• [Task objective]
Below is a listing. Copy each line of it that holds the word "group".

-=-=-

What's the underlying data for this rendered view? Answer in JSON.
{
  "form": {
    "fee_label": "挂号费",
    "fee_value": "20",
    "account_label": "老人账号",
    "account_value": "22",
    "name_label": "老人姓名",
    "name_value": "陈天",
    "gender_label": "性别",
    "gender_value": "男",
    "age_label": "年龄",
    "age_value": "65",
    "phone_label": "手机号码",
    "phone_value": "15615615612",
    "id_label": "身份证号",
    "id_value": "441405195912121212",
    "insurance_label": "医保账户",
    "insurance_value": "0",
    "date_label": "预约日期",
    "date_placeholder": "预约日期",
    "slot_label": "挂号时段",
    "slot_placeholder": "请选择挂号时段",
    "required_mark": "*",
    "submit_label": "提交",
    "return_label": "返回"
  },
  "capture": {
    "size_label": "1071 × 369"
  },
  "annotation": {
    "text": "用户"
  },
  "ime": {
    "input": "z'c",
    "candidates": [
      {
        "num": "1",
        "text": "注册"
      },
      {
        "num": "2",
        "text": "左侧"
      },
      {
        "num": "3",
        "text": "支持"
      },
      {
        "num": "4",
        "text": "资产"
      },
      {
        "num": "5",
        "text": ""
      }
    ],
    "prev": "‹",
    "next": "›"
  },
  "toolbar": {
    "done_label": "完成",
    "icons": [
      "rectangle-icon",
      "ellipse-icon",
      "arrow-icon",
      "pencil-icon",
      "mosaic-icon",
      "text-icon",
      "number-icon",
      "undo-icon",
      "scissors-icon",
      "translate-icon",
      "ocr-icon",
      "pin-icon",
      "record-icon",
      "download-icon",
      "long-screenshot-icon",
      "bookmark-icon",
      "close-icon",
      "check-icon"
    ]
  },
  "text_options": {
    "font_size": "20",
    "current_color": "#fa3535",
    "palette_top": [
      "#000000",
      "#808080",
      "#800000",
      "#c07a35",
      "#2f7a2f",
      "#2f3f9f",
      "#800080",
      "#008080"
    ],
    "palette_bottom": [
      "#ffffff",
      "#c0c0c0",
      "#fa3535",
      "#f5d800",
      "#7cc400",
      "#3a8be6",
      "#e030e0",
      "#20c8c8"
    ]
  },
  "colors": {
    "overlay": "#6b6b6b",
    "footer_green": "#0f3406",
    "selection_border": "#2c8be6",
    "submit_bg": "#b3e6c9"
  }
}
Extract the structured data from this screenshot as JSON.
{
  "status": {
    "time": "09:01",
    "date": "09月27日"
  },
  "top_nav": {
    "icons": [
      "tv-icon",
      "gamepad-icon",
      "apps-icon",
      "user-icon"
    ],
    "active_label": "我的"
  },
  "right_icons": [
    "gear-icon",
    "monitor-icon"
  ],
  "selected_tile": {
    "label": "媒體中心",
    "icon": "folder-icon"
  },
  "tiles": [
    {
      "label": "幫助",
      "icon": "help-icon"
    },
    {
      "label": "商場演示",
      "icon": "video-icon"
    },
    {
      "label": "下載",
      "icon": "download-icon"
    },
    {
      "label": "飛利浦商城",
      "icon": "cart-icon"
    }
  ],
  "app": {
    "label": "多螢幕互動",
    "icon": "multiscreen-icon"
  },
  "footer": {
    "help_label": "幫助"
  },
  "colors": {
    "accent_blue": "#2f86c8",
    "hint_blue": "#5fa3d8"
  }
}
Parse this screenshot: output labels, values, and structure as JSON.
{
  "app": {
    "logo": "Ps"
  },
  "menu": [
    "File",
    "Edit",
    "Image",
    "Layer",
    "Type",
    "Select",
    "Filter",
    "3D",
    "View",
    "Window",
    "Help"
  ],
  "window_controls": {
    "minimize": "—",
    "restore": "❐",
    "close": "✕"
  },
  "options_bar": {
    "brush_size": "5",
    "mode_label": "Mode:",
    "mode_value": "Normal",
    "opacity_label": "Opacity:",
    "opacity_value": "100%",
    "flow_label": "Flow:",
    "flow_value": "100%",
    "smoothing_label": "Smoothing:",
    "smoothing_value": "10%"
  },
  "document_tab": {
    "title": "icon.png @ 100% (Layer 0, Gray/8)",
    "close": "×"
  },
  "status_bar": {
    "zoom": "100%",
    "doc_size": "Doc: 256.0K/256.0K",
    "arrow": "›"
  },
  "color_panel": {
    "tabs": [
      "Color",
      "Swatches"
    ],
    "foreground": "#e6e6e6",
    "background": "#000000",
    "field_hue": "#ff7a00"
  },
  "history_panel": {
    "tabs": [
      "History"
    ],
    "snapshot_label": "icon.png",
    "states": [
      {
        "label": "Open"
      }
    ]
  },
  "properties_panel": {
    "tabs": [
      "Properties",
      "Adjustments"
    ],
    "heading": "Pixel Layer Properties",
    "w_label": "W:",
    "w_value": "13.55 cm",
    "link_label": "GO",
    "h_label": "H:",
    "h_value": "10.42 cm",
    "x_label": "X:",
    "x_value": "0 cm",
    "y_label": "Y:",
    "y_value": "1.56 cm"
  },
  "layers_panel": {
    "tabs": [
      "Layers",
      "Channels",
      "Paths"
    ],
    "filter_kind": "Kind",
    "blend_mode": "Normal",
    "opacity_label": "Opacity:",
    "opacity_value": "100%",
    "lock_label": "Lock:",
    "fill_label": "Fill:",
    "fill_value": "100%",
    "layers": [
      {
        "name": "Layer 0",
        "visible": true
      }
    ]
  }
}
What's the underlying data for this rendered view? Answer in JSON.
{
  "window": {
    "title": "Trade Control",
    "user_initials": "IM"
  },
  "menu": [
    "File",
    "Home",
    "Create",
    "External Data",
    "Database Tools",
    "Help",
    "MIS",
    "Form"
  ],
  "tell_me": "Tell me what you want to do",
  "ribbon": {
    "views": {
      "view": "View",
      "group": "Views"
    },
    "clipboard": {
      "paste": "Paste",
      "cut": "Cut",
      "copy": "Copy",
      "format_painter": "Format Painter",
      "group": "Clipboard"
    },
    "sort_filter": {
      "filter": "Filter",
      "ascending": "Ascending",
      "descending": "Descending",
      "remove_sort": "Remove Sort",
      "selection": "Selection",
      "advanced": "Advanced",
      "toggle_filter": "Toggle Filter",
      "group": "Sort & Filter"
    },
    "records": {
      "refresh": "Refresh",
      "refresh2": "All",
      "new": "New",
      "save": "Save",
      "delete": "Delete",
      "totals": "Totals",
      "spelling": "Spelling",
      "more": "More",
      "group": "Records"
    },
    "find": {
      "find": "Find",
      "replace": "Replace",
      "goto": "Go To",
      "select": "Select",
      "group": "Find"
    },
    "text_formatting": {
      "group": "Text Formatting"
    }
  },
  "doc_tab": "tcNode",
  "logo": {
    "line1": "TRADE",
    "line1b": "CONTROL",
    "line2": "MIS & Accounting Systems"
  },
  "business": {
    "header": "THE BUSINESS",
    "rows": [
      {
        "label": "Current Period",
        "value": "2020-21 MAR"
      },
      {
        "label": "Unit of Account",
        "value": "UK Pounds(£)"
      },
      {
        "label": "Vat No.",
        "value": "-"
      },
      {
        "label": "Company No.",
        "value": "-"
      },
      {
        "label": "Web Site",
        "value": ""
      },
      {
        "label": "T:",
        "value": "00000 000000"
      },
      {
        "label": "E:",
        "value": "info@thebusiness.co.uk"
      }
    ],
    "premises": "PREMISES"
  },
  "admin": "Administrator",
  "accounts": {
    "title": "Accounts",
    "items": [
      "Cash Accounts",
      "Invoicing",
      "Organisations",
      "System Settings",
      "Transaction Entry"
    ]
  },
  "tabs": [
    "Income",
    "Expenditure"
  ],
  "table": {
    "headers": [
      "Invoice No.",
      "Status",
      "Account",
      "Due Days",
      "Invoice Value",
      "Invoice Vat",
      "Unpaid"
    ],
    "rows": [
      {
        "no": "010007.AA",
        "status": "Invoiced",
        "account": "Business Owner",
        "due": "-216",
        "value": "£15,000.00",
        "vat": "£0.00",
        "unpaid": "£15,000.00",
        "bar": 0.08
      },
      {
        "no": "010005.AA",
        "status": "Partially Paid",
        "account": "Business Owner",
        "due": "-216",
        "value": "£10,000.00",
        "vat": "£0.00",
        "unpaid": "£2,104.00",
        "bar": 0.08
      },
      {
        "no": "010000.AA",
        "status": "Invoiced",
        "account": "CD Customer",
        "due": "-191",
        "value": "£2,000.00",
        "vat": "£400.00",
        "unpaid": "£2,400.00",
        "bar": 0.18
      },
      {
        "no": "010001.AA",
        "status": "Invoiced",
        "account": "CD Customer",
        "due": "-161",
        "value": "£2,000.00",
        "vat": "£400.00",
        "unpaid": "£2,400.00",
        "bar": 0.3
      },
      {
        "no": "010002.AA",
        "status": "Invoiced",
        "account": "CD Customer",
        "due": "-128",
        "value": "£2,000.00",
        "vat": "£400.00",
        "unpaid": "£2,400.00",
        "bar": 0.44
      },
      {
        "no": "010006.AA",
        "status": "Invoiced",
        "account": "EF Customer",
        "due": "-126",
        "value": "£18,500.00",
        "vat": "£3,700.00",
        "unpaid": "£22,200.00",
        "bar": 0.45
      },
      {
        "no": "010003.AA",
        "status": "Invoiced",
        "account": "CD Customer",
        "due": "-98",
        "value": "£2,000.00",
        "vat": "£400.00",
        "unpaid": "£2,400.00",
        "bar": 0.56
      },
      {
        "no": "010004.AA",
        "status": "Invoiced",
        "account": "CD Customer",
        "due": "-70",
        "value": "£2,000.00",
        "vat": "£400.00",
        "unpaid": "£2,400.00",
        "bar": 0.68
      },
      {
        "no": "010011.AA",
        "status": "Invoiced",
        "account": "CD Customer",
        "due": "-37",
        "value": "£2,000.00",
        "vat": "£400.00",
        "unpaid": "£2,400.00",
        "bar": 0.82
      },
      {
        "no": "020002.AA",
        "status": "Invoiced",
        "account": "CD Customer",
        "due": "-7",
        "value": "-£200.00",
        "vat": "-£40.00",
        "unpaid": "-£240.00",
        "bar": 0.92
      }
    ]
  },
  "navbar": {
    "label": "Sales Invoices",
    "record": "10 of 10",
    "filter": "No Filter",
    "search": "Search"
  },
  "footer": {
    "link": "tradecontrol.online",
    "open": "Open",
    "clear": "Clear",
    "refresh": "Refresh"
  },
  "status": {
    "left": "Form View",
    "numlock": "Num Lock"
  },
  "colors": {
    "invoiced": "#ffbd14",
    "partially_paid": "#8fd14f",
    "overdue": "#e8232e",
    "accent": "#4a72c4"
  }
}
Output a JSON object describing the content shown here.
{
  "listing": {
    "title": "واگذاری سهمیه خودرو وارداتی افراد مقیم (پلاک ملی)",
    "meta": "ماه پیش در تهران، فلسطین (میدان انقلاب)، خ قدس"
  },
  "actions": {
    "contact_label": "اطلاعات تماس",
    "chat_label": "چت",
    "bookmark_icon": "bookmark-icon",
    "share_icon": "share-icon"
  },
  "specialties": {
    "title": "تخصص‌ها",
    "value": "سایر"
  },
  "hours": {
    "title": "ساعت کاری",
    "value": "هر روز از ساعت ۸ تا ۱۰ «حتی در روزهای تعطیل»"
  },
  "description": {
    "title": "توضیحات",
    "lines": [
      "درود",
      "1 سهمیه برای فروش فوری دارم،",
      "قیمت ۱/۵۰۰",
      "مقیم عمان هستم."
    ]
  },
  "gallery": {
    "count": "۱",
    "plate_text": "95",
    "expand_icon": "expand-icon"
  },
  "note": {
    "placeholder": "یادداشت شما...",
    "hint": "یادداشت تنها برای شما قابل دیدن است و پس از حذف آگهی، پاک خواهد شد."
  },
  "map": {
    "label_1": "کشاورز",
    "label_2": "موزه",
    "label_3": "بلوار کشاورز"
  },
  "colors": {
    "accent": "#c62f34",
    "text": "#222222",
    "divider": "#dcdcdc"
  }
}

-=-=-

• [Answer to the exercise]
      "group": "Views"
      "group": "Clipboard"
      "group": "Sort & Filter"
      "group": "Records"
      "group": "Find"
      "group": "Text Formatting"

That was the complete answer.